# TASK BRIEF
Return all of the records exactly.

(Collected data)
========================
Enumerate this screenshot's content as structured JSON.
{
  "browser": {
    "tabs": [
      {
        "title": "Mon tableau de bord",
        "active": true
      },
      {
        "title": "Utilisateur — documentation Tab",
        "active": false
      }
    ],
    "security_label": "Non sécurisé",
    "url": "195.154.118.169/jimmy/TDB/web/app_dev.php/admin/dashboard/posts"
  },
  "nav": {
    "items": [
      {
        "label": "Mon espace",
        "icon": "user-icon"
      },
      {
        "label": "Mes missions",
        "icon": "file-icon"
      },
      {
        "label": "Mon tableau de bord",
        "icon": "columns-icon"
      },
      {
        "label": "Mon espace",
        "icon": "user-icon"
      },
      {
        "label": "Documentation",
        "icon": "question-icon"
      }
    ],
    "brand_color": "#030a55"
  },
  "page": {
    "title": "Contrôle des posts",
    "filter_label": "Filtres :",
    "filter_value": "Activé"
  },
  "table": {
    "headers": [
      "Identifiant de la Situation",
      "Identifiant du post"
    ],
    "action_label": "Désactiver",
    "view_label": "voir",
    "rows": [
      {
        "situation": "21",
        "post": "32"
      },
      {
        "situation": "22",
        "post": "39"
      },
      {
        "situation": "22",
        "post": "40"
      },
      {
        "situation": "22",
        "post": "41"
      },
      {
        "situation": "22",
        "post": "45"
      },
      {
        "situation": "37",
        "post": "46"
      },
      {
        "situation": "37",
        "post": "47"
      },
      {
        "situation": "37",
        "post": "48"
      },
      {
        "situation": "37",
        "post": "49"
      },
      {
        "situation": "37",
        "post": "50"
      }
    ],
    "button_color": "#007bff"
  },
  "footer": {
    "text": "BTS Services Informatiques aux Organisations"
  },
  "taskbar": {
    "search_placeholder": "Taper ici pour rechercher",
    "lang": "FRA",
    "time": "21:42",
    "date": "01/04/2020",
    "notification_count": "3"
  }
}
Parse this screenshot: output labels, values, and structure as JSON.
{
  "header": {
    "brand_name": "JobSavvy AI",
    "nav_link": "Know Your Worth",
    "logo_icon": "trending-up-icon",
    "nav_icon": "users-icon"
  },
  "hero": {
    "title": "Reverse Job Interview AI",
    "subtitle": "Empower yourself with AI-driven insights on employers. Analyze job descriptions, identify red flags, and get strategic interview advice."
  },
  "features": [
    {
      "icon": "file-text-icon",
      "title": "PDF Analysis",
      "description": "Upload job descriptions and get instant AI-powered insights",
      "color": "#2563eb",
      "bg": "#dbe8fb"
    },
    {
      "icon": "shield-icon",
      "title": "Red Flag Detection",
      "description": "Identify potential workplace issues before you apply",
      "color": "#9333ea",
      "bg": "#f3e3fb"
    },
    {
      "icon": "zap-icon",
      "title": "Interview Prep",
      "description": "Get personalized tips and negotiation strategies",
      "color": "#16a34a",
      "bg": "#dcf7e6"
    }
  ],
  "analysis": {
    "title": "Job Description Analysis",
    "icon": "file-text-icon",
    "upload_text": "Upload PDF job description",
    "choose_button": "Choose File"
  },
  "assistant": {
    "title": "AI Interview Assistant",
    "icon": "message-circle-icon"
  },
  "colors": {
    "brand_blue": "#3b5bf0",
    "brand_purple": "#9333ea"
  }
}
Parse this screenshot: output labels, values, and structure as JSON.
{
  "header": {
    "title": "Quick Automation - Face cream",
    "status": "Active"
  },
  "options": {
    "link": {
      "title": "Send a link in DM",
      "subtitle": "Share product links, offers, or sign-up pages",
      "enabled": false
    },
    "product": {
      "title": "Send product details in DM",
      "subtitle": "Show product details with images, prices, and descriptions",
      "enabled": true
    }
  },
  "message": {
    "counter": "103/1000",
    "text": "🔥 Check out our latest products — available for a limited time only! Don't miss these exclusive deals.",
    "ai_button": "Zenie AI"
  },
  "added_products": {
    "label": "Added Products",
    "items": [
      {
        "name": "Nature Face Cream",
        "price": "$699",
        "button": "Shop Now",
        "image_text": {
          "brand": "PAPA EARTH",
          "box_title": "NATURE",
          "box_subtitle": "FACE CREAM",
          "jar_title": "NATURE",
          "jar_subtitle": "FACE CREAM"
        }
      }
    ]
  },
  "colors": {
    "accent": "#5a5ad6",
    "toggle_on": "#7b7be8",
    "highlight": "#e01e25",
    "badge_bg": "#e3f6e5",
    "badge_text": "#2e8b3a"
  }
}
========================
# EXERCISE SOLUTION
Enumerate this screenshot's content as structured JSON.
{
  "browser": {
    "tabs": [
      {
        "title": "Mon tableau de bord",
        "active": true
      },
      {
        "title": "Utilisateur — documentation Tab",
        "active": false
      }
    ],
    "security_label": "Non sécurisé",
    "url": "195.154.118.169/jimmy/TDB/web/app_dev.php/admin/dashboard/posts"
  },
  "nav": {
    "items": [
      {
        "label": "Mon espace",
        "icon": "user-icon"
      },
      {
        "label": "Mes missions",
        "icon": "file-icon"
      },
      {
        "label": "Mon tableau de bord",
        "icon": "columns-icon"
      },
      {
        "label": "Mon espace",
        "icon": "user-icon"
      },
      {
        "label": "Documentation",
        "icon": "question-icon"
      }
    ],
    "brand_color": "#030a55"
  },
  "page": {
    "title": "Contrôle des posts",
    "filter_label": "Filtres :",
    "filter_value": "Activé"
  },
  "table": {
    "headers": [
      "Identifiant de la Situation",
      "Identifiant du post"
    ],
    "action_label": "Désactiver",
    "view_label": "voir",
    "rows": [
      {
        "situation": "21",
        "post": "32"
      },
      {
        "situation": "22",
        "post": "39"
      },
      {
        "situation": "22",
        "post": "40"
      },
      {
        "situation": "22",
        "post": "41"
      },
      {
        "situation": "22",
        "post": "45"
      },
      {
        "situation": "37",
        "post": "46"
      },
      {
        "situation": "37",
        "post": "47"
      },
      {
        "situation": "37",
        "post": "48"
      },
      {
        "situation": "37",
        "post": "49"
      },
      {
        "situation": "37",
        "post": "50"
      }
    ],
    "button_color": "#007bff"
  },
  "footer": {
    "text": "BTS Services Informatiques aux Organisations"
  },
  "taskbar": {
    "search_placeholder": "Taper ici pour rechercher",
    "lang": "FRA",
    "time": "21:42",
    "date": "01/04/2020",
    "notification_count": "3"
  }
}
Parse this screenshot: output labels, values, and structure as JSON.
{
  "header": {
    "brand_name": "JobSavvy AI",
    "nav_link": "Know Your Worth",
    "logo_icon": "trending-up-icon",
    "nav_icon": "users-icon"
  },
  "hero": {
    "title": "Reverse Job Interview AI",
    "subtitle": "Empower yourself with AI-driven insights on employers. Analyze job descriptions, identify red flags, and get strategic interview advice."
  },
  "features": [
    {
      "icon": "file-text-icon",
      "title": "PDF Analysis",
      "description": "Upload job descriptions and get instant AI-powered insights",
      "color": "#2563eb",
      "bg": "#dbe8fb"
    },
    {
      "icon": "shield-icon",
      "title": "Red Flag Detection",
      "description": "Identify potential workplace issues before you apply",
      "color": "#9333ea",
      "bg": "#f3e3fb"
    },
    {
      "icon": "zap-icon",
      "title": "Interview Prep",
      "description": "Get personalized tips and negotiation strategies",
      "color": "#16a34a",
      "bg": "#dcf7e6"
    }
  ],
  "analysis": {
    "title": "Job Description Analysis",
    "icon": "file-text-icon",
    "upload_text": "Upload PDF job description",
    "choose_button": "Choose File"
  },
  "assistant": {
    "title": "AI Interview Assistant",
    "icon": "message-circle-icon"
  },
  "colors": {
    "brand_blue": "#3b5bf0",
    "brand_purple": "#9333ea"
  }
}
Parse this screenshot: output labels, values, and structure as JSON.
{
  "header": {
    "title": "Quick Automation - Face cream",
    "status": "Active"
  },
  "options": {
    "link": {
      "title": "Send a link in DM",
      "subtitle": "Share product links, offers, or sign-up pages",
      "enabled": false
    },
    "product": {
      "title": "Send product details in DM",
      "subtitle": "Show product details with images, prices, and descriptions",
      "enabled": true
    }
  },
  "message": {
    "counter": "103/1000",
    "text": "🔥 Check out our latest products — available for a limited time only! Don't miss these exclusive deals.",
    "ai_button": "Zenie AI"
  },
  "added_products": {
    "label": "Added Products",
    "items": [
      {
        "name": "Nature Face Cream",
        "price": "$699",
        "button": "Shop Now",
        "image_text": {
          "brand": "PAPA EARTH",
          "box_title": "NATURE",
          "box_subtitle": "FACE CREAM",
          "jar_title": "NATURE",
          "jar_subtitle": "FACE CREAM"
        }
      }
    ]
  },
  "colors": {
    "accent": "#5a5ad6",
    "toggle_on": "#7b7be8",
    "highlight": "#e01e25",
    "badge_bg": "#e3f6e5",
    "badge_text": "#2e8b3a"
  }
}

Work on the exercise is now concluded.